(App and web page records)
──────────────────────────────

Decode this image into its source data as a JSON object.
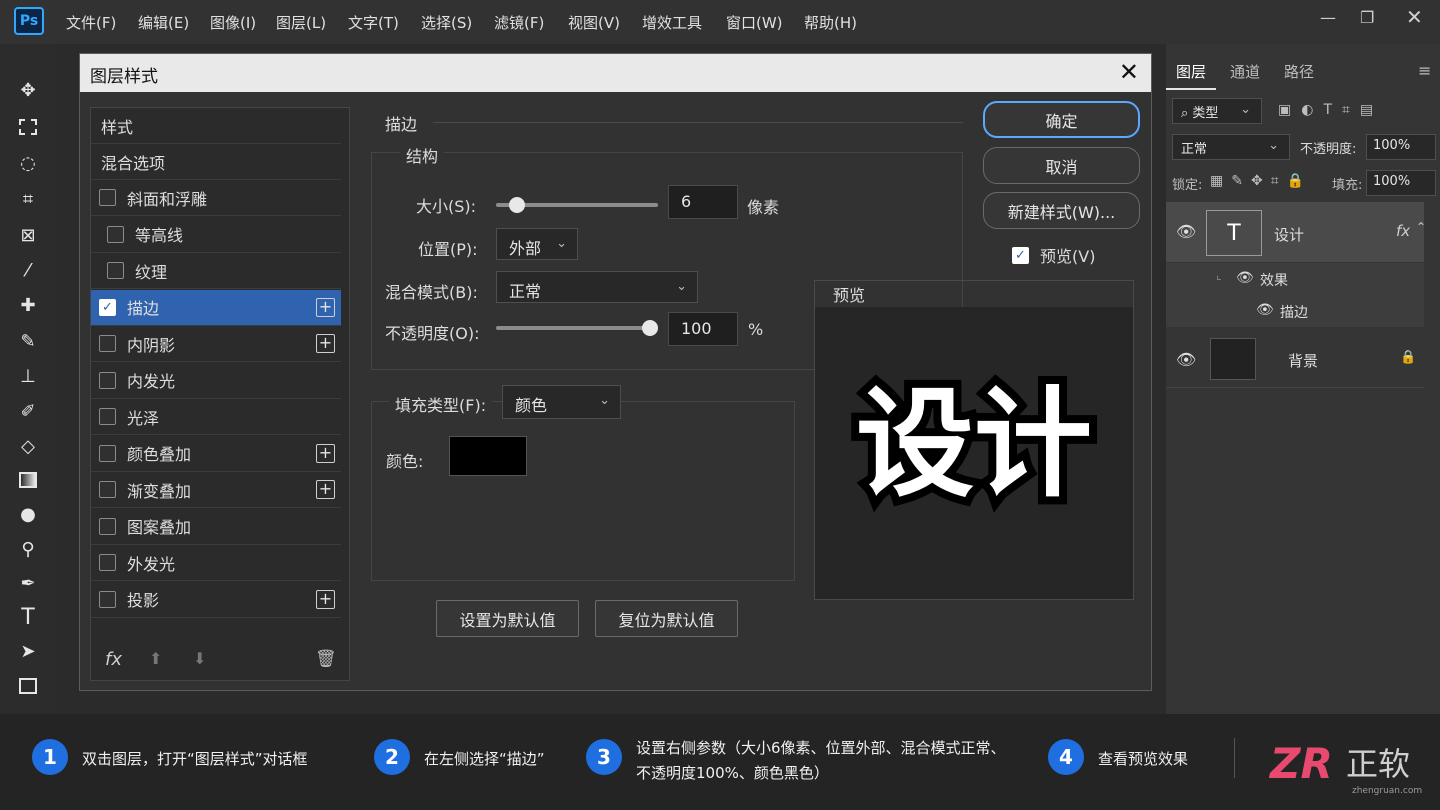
{
  "app": {
    "logo": "Ps",
    "menu": [
      "文件(F)",
      "编辑(E)",
      "图像(I)",
      "图层(L)",
      "文字(T)",
      "选择(S)",
      "滤镜(F)",
      "视图(V)",
      "增效工具",
      "窗口(W)",
      "帮助(H)"
    ]
  },
  "dialog": {
    "title": "图层样式",
    "styles_header": "样式",
    "blend_options": "混合选项",
    "effects": [
      {
        "label": "斜面和浮雕",
        "checked": false,
        "plus": false
      },
      {
        "label": "等高线",
        "checked": false,
        "plus": false
      },
      {
        "label": "纹理",
        "checked": false,
        "plus": false
      },
      {
        "label": "描边",
        "checked": true,
        "plus": true
      },
      {
        "label": "内阴影",
        "checked": false,
        "plus": true
      },
      {
        "label": "内发光",
        "checked": false,
        "plus": false
      },
      {
        "label": "光泽",
        "checked": false,
        "plus": false
      },
      {
        "label": "颜色叠加",
        "checked": false,
        "plus": true
      },
      {
        "label": "渐变叠加",
        "checked": false,
        "plus": true
      },
      {
        "label": "图案叠加",
        "checked": false,
        "plus": false
      },
      {
        "label": "外发光",
        "checked": false,
        "plus": false
      },
      {
        "label": "投影",
        "checked": false,
        "plus": true
      }
    ],
    "fx_label": "fx",
    "stroke": {
      "section_title": "描边",
      "structure_title": "结构",
      "size_label": "大小(S):",
      "size_value": "6",
      "size_unit": "像素",
      "size_fraction": 0.05,
      "position_label": "位置(P):",
      "position_value": "外部",
      "blend_label": "混合模式(B):",
      "blend_value": "正常",
      "opacity_label": "不透明度(O):",
      "opacity_value": "100",
      "opacity_unit": "%",
      "opacity_fraction": 1.0,
      "fill_type_label": "填充类型(F):",
      "fill_type_value": "颜色",
      "color_label": "颜色:",
      "color_value": "#000000"
    },
    "buttons": {
      "ok": "确定",
      "cancel": "取消",
      "new_style": "新建样式(W)...",
      "preview_label": "预览(V)",
      "set_default": "设置为默认值",
      "reset_default": "复位为默认值"
    },
    "preview": {
      "title": "预览",
      "sample_text": "设计"
    }
  },
  "layers_panel": {
    "tabs": [
      "图层",
      "通道",
      "路径"
    ],
    "filter_label": "类型",
    "blend_mode": "正常",
    "opacity_label": "不透明度:",
    "opacity_value": "100%",
    "lock_label": "锁定:",
    "fill_label": "填充:",
    "fill_value": "100%",
    "layers": {
      "text_layer": "设计",
      "fx": "fx",
      "effects_label": "效果",
      "stroke_effect": "描边",
      "background": "背景"
    }
  },
  "steps": [
    {
      "num": "1",
      "text": "双击图层，打开“图层样式”对话框"
    },
    {
      "num": "2",
      "text": "在左侧选择“描边”"
    },
    {
      "num": "3",
      "text": "设置右侧参数（大小6像素、位置外部、混合模式正常、",
      "text2": "不透明度100%、颜色黑色）"
    },
    {
      "num": "4",
      "text": "查看预览效果"
    }
  ],
  "brand": {
    "logo_text": "正软",
    "logo_letters": "ZR",
    "url": "zhengruan.com"
  },
  "colors": {
    "accent": "#2f63b0",
    "step_badge": "#1f6fe0",
    "ps_blue": "#31a8ff"
  }
}
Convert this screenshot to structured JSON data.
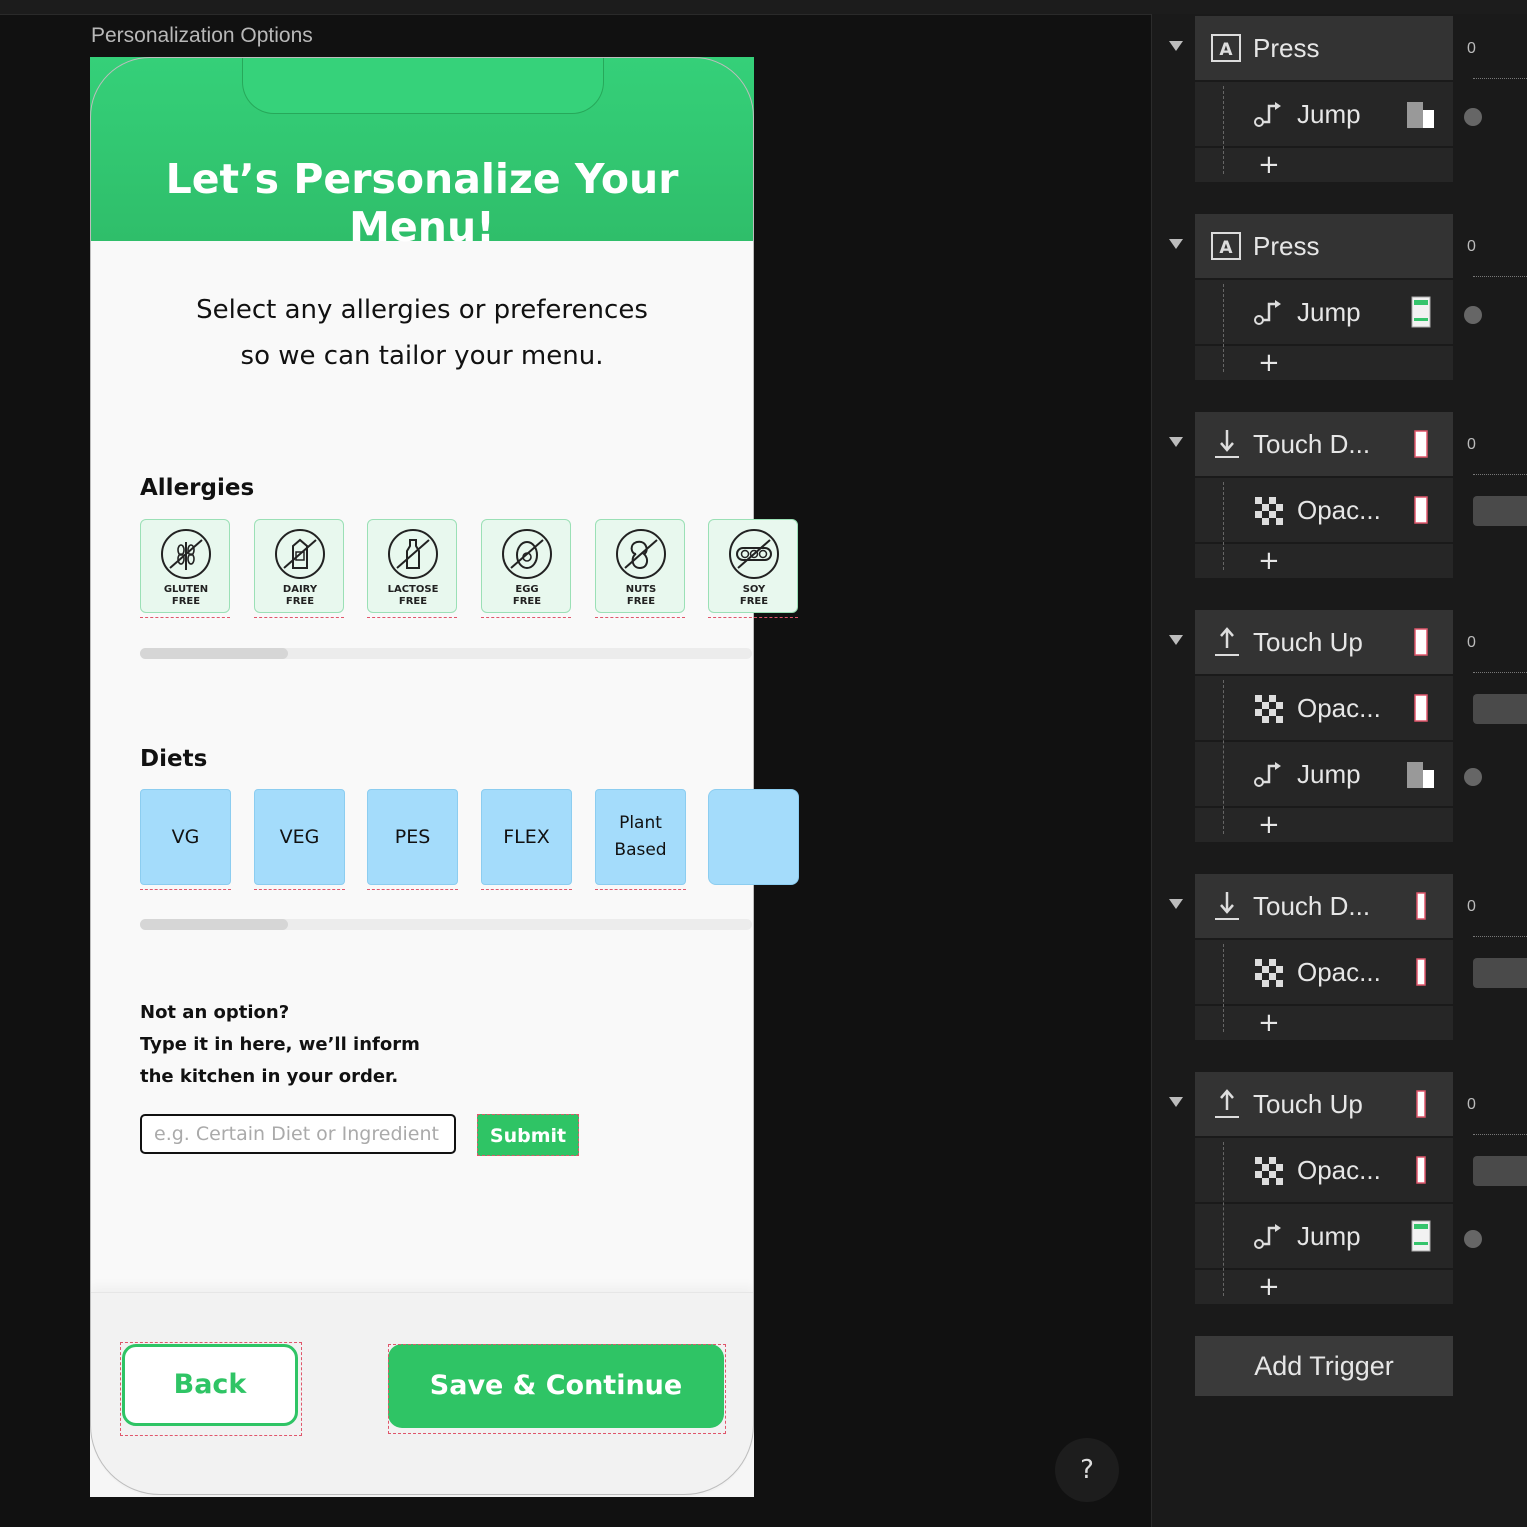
{
  "canvas": {
    "label": "Personalization Options"
  },
  "app": {
    "header_title": "Let’s Personalize Your Menu!",
    "subtitle_line1": "Select any allergies or preferences",
    "subtitle_line2": "so we can tailor your menu.",
    "allergies_title": "Allergies",
    "allergies": [
      {
        "line1": "GLUTEN",
        "line2": "FREE",
        "icon": "wheat-icon"
      },
      {
        "line1": "DAIRY",
        "line2": "FREE",
        "icon": "milk-carton-icon"
      },
      {
        "line1": "LACTOSE",
        "line2": "FREE",
        "icon": "milk-bottle-icon"
      },
      {
        "line1": "EGG",
        "line2": "FREE",
        "icon": "egg-icon"
      },
      {
        "line1": "NUTS",
        "line2": "FREE",
        "icon": "peanut-icon"
      },
      {
        "line1": "SOY",
        "line2": "FREE",
        "icon": "soybean-icon"
      }
    ],
    "diets_title": "Diets",
    "diets": [
      "VG",
      "VEG",
      "PES",
      "FLEX",
      "Plant Based",
      ""
    ],
    "note_line1": "Not an option?",
    "note_line2": "Type it in here, we’ll inform",
    "note_line3": "the kitchen in your order.",
    "input_placeholder": "e.g. Certain Diet or Ingredient",
    "submit_label": "Submit",
    "back_label": "Back",
    "save_label": "Save & Continue"
  },
  "help_label": "?",
  "panel": {
    "zero": "0",
    "press": "Press",
    "jump": "Jump",
    "touch_down": "Touch D...",
    "touch_up": "Touch Up",
    "opacity": "Opac...",
    "plus": "+",
    "add_trigger": "Add Trigger"
  }
}
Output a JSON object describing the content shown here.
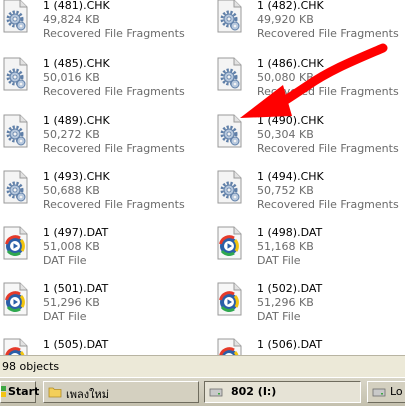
{
  "files": [
    {
      "name": "1 (481).CHK",
      "size": "49,824 KB",
      "type": "Recovered File Fragments",
      "icon": "chk-file-icon"
    },
    {
      "name": "1 (482).CHK",
      "size": "49,920 KB",
      "type": "Recovered File Fragments",
      "icon": "chk-file-icon"
    },
    {
      "name": "1 (485).CHK",
      "size": "50,016 KB",
      "type": "Recovered File Fragments",
      "icon": "chk-file-icon"
    },
    {
      "name": "1 (486).CHK",
      "size": "50,080 KB",
      "type": "Recovered File Fragments",
      "icon": "chk-file-icon"
    },
    {
      "name": "1 (489).CHK",
      "size": "50,272 KB",
      "type": "Recovered File Fragments",
      "icon": "chk-file-icon"
    },
    {
      "name": "1 (490).CHK",
      "size": "50,304 KB",
      "type": "Recovered File Fragments",
      "icon": "chk-file-icon"
    },
    {
      "name": "1 (493).CHK",
      "size": "50,688 KB",
      "type": "Recovered File Fragments",
      "icon": "chk-file-icon"
    },
    {
      "name": "1 (494).CHK",
      "size": "50,752 KB",
      "type": "Recovered File Fragments",
      "icon": "chk-file-icon"
    },
    {
      "name": "1 (497).DAT",
      "size": "51,008 KB",
      "type": "DAT File",
      "icon": "dat-file-icon"
    },
    {
      "name": "1 (498).DAT",
      "size": "51,168 KB",
      "type": "DAT File",
      "icon": "dat-file-icon"
    },
    {
      "name": "1 (501).DAT",
      "size": "51,296 KB",
      "type": "DAT File",
      "icon": "dat-file-icon"
    },
    {
      "name": "1 (502).DAT",
      "size": "51,296 KB",
      "type": "DAT File",
      "icon": "dat-file-icon"
    },
    {
      "name": "1 (505).DAT",
      "size": "",
      "type": "",
      "icon": "dat-file-icon"
    },
    {
      "name": "1 (506).DAT",
      "size": "",
      "type": "",
      "icon": "dat-file-icon"
    }
  ],
  "status_bar": {
    "text": "98 objects"
  },
  "taskbar": {
    "start_label": "Start",
    "buttons": [
      {
        "label": "เพลงใหม่",
        "icon": "folder-icon"
      },
      {
        "label": "802 (I:)",
        "icon": "drive-icon"
      },
      {
        "label": "Lo",
        "icon": "drive-icon"
      }
    ]
  },
  "annotation": {
    "icon": "red-arrow-icon",
    "color": "#ff0000"
  },
  "colors": {
    "secondary_text": "#6b6b6b",
    "taskbar": "#d4d0c0",
    "status_bar": "#ece9d8"
  }
}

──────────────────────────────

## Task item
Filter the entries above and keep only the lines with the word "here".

## Answer to the exercise
    "note_line2": "Type it in here, we’ll inform",
Output a JSON object describing the content shown here.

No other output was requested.